The dispute between former Health Commissioner John Dalli and Commission President José Manuel Barroso turned personal yesterday (24 October) as the pair traded legal threats.

Dalli quit during a meeting with Barroso on 16 October after the EU’s anti-fraud office, OLAF, linked him to Maltese entrepreneur Silvio Zammit.

Zammit is alleged to have asked snuff giant Swedish Match for €60 million in return for persuading Dalli to change the EU's draft tobacco directive.

Dalli told a televised press conference in Brussels yesterday that he would challenge the decision by Barroso to ask him to resign and also the findings of OLAF.

No choice but to resign

Dalli said he had no option but to resign, since Barroso could otherwise have sacked him. “The door was open, and I was either going to walk through it or be thrown out of it,” he said. Under the Lisbon Treaty the Commission president can demand the removal of a commissioner.

Dalli said he has still not received an explanation of the facts underlying the OLAF report. “The least one could expect from their civil rights is to be told – when an action is taken against them – what is the basis of that action,” he said.

The former commissioner said that the precise nature of his challenge was yet to be determined, since he had not seen the OLAF report.

"I want to clear my name. The decision taken by Barroso is very serious. It will damage my whole future and that of my family. It is not a question whether I get my job back or not.
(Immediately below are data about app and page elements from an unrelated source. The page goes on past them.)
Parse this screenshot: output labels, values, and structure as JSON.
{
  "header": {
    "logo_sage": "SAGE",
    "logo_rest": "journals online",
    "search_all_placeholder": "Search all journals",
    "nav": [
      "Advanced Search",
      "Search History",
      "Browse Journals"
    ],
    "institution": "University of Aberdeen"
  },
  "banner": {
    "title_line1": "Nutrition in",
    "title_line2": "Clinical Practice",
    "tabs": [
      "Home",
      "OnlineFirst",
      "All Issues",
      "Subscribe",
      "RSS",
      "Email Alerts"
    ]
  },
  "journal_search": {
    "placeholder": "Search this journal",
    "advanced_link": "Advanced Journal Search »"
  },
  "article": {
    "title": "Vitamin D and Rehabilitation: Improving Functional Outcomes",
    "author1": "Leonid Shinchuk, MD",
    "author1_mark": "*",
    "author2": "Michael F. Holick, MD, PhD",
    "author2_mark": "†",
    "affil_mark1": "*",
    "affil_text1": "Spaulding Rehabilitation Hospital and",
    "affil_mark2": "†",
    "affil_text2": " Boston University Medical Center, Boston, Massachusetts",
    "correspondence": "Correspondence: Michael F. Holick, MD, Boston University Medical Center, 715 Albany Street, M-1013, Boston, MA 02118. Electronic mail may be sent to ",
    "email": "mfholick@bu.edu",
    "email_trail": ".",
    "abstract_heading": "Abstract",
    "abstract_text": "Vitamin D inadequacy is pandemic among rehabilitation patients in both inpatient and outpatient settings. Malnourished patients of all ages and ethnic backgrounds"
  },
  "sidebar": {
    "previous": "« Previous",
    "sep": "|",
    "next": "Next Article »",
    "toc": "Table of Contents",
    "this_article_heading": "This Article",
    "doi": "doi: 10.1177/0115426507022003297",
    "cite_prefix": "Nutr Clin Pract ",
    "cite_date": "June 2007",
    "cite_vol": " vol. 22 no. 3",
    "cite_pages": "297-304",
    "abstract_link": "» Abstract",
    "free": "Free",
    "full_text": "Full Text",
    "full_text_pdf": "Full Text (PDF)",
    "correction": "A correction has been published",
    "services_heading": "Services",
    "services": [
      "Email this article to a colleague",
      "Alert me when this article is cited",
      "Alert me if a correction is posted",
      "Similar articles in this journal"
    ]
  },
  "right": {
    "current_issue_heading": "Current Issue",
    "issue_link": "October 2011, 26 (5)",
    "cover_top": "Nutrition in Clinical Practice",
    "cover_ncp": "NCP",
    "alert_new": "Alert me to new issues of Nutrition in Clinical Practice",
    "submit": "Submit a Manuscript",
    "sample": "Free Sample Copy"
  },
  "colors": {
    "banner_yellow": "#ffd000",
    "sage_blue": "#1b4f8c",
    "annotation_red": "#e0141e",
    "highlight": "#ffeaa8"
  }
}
All that I ask is that Barroso rectifies the situation," said Dalli, of Malta.

“I am informed that up until Monday night the supervisory authority which is supposed to vet all OLAF reports before they go out have not yet approved the OLAF report [in this case]. In fact there was some disapproval by some at the content of the report,” Dalli added.

OLAF resignation reported

The chair of OLAF's advisory board stepped down two days ago, apparently in connection with the Dalli caise, the German daily Frankfurter Allgemeine Zeitung.

"Christiaan Timmermans resigned because he failed to properly inform the board about the details of Dalli's alleged misconduct before handing the information to the Maltese authorities," FAZ reported.

Dalli replied to a specific allegation that he failed to register a meeting with young Maltese lawyer acting as a lobbyist, saying that at the time of the meeting he had no information that she was lobbying and he believed she was simply information gathering with a view to pitching her services later.

“Meeting people is part of being informed, whilst many of those meetings are not substantial, or just involve asking you a question. I have no regrets. I did nothing that in any way influenced my decisions,” Dalli insisted.

Barroso warns Dalli to be discreet

Barroso himself sent a letter to Dalli yesterday insisting that “no further question arises about the effectiveness of your resignation.” The Commission president said that since Dalli made the declaration of resignation before the director general of the legal service, it was “irrevocable”.

Barroso chastised Dalli for “insinuations” on the progress of the revised directive on tobacco. He reminded the former Commissioner that indiscretion in relation to his former portfolio could result in legal action under the rules governing the Commission. Such an action could see Dalli’s pension rights withdrawn.

Dalli said that the letter “changes nothing”.

“I will naturally be discussing it with my lawyer. It gives no satisfaction and gives no reason why I should resign and I would expect that … I was forced to resign. I have said he can go to a procedure [forcing my resignation], he has the right to do that, and then I will give him resignation in writing,” Dalli said.

Uncertainty over tobacco legislation

He continued to raise doubts about the power of the tobacco lobby in Brussels and the potential for the tobacco directive to be brought out this year.

“I only know they [tobacco lobbyists] have been meeting all of the Commission in the past months, because many of the services have been informing me of an onslaught in the Commission by the tobacco lobby on other commissioners and services,” Dalli said.

He said that he saw no reason to delay the inter-service consultation on the tobacco directive update, which was scheduled to go ahead this week.

The Commission has indicated it wants a new Commissioner in place before sending the directive to consultation.

“The fear is that that could push the issue out of the parliamentary agenda before the election, which would push it into the next legislature which means that it would start from scratch,” Dalli said.

Commission spokesperson Olivier Bailly insisted that there would be no delay and that the revamped tobacco directive would be enacted by the end of the year as planned.